Power Plant Workers – Power plants are full of machinery that generate heat and produce friction, and as a result contain insulation to prevent fires and overheating. Much of this insulation contains asbestos. Other products commonly used in power plants that contain asbestos include gaskets, blocks, plaster and others.

Plumbers – Plumbers commonly encounter asbestos, particularly when they are part of a construction crew that is performing a remodeling project. But plumbers who work on their own are also at risk when they work with thermal insulation, gaskets, valves, joint compounds and other materials.

Asbestos Exposure in the Military

As prevalent as asbestos exposure is in civilian life, it is even a bigger problem in the military. In fact, veterans comprise about 30 percent of all mesothelioma patients in the U.S. Asbestos was used in just about every facet of military life, from the housing in which enlisted personnel stayed to the trucks, ships, planes and tanks they used day after day. In the Navy alone, more than 300 products containing asbestos were used on a regular basis. But no branch of the military was safe – bases around the world were covered with asbestos-laden materials.

The Asbestos Cover-Up

For decades, asbestos manufacturers were well aware that their products were deadly, yet they worked to keep that knowledge from their workers and the general public. Some companies went so far as to order scientific studies of the dangers of asbestos, only to later claim ownership of those studies and keep them from being published. Other manufacturers simply opted to ignore the risks, putting profits ahead of the health of workers and their families.

Evidence exists that shows some asbestos manufacturers knew of the risks going back as far as the late 19th century. In 1918, the U.S. Bureau of Labor Statistics reported asbestos workers were dying at an unusually high rate. Scientists in 1930 stated asbestos workers faced a definite occupational risk.

Filing an Asbestos Lawsuit

Even though the evidence continued to pile up, asbestos manufacturers pressed on and refused to admit how dangerous the material really was. Finally, workers began to fight back.

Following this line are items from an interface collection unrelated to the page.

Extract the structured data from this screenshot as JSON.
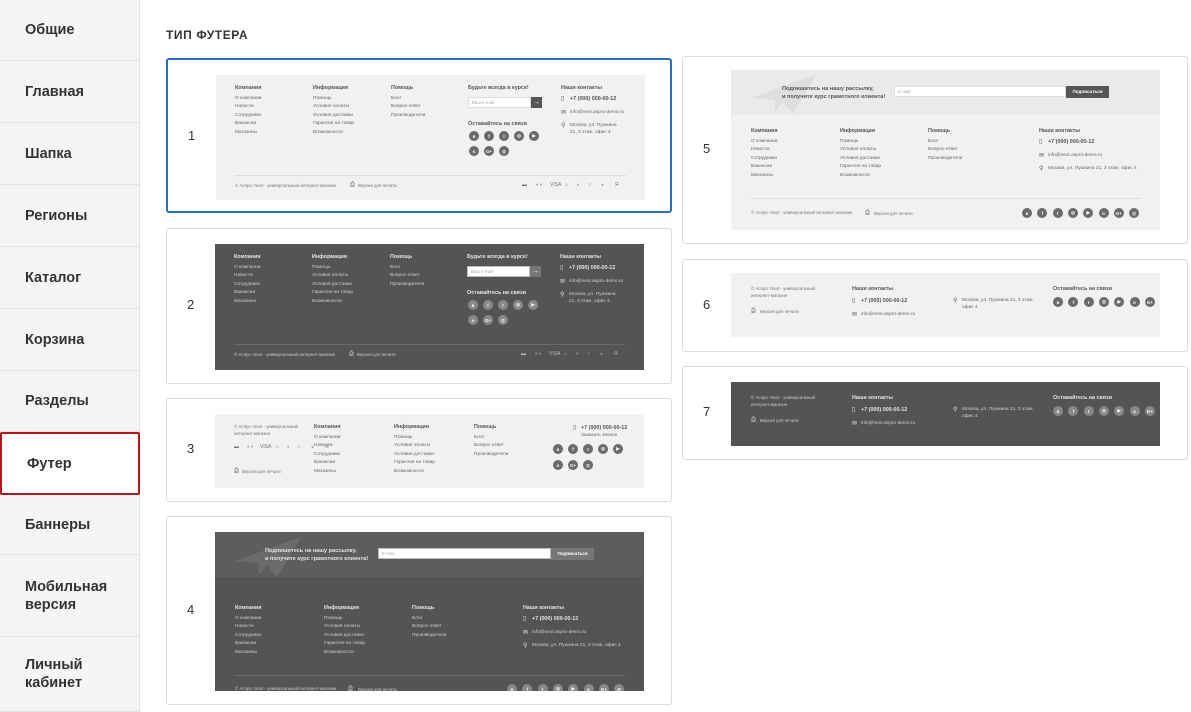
{
  "sidebar": {
    "items": [
      {
        "label": "Общие"
      },
      {
        "label": "Главная"
      },
      {
        "label": "Шапка"
      },
      {
        "label": "Регионы"
      },
      {
        "label": "Каталог"
      },
      {
        "label": "Корзина"
      },
      {
        "label": "Разделы"
      },
      {
        "label": "Футер",
        "active": true
      },
      {
        "label": "Баннеры"
      },
      {
        "label": "Мобильная версия"
      },
      {
        "label": "Личный кабинет"
      }
    ]
  },
  "section_title": "ТИП ФУТЕРА",
  "options": [
    {
      "number": "1",
      "theme": "light",
      "selected": true
    },
    {
      "number": "2",
      "theme": "dark"
    },
    {
      "number": "3",
      "theme": "light"
    },
    {
      "number": "4",
      "theme": "dark"
    },
    {
      "number": "5",
      "theme": "light"
    },
    {
      "number": "6",
      "theme": "light"
    },
    {
      "number": "7",
      "theme": "dark"
    }
  ],
  "footer": {
    "company": {
      "title": "Компания",
      "links": [
        "О компании",
        "Новости",
        "Сотрудники",
        "Вакансии",
        "Магазины"
      ]
    },
    "info": {
      "title": "Информация",
      "links": [
        "Помощь",
        "Условия оплаты",
        "Условия доставки",
        "Гарантия на товар",
        "Возможности"
      ]
    },
    "help": {
      "title": "Помощь",
      "links": [
        "Блог",
        "Вопрос-ответ",
        "Производители"
      ]
    },
    "news_title": "Будьте всегда в курсе!",
    "email_placeholder": "Ваш e-mail",
    "email_placeholder_short": "E-mail",
    "social_title": "Оставайтесь на связи",
    "contacts_title": "Наши контакты",
    "phone": "+7 (000) 000-00-12",
    "callback": "Заказать звонок",
    "email": "info@next.aspro-demo.ru",
    "address": "Москва, ул. Пушкина 21, 3 этаж, офис 4",
    "address_line1": "Москва, ул. Пушкина",
    "address_line2": "21, 3 этаж, офис 4",
    "address_a": "Москва, ул. Пушкина 21, 3 этаж,",
    "address_b": "офис 4",
    "copyright": "© Аспро: Next - универсальный интернет-магазин",
    "copyright_a": "© Аспро: Next - универсальный",
    "copyright_b": "интернет-магазин",
    "print_version": "Версия для печати",
    "subscribe_line1": "Подпишитесь на нашу рассылку,",
    "subscribe_line2": "и получите курс грамотного клиента!",
    "subscribe_button": "Подписаться",
    "social_icons": [
      "vk-icon",
      "facebook-icon",
      "twitter-icon",
      "instagram-icon",
      "youtube-icon",
      "odnoklassniki-icon",
      "google-plus-icon",
      "mail-icon"
    ],
    "payment_icons": [
      "card-icon",
      "mastercard-icon",
      "visa-icon",
      "bank-icon",
      "pay-icon",
      "qiwi-icon",
      "wallet-icon",
      "yandex-icon"
    ]
  }
}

The first plaintiff to file a lawsuit against an asbestos manufacturer was Clarence Borel in 1973. Unfortunately, he did not live to see his victory in court. By 2002, approximately 730,000 lawsuits had been filed against about 8,400 asbestos companies. Some experts predict that the number of filings will ultimately exceed 1 million.

As a response to these lawsuits, about 100 companies have filed for bankruptcy protection, establishing asbestos trusts to compensate plaintiffs. The Government Accountability Office reports that the combined value of these trusts is $37 billion.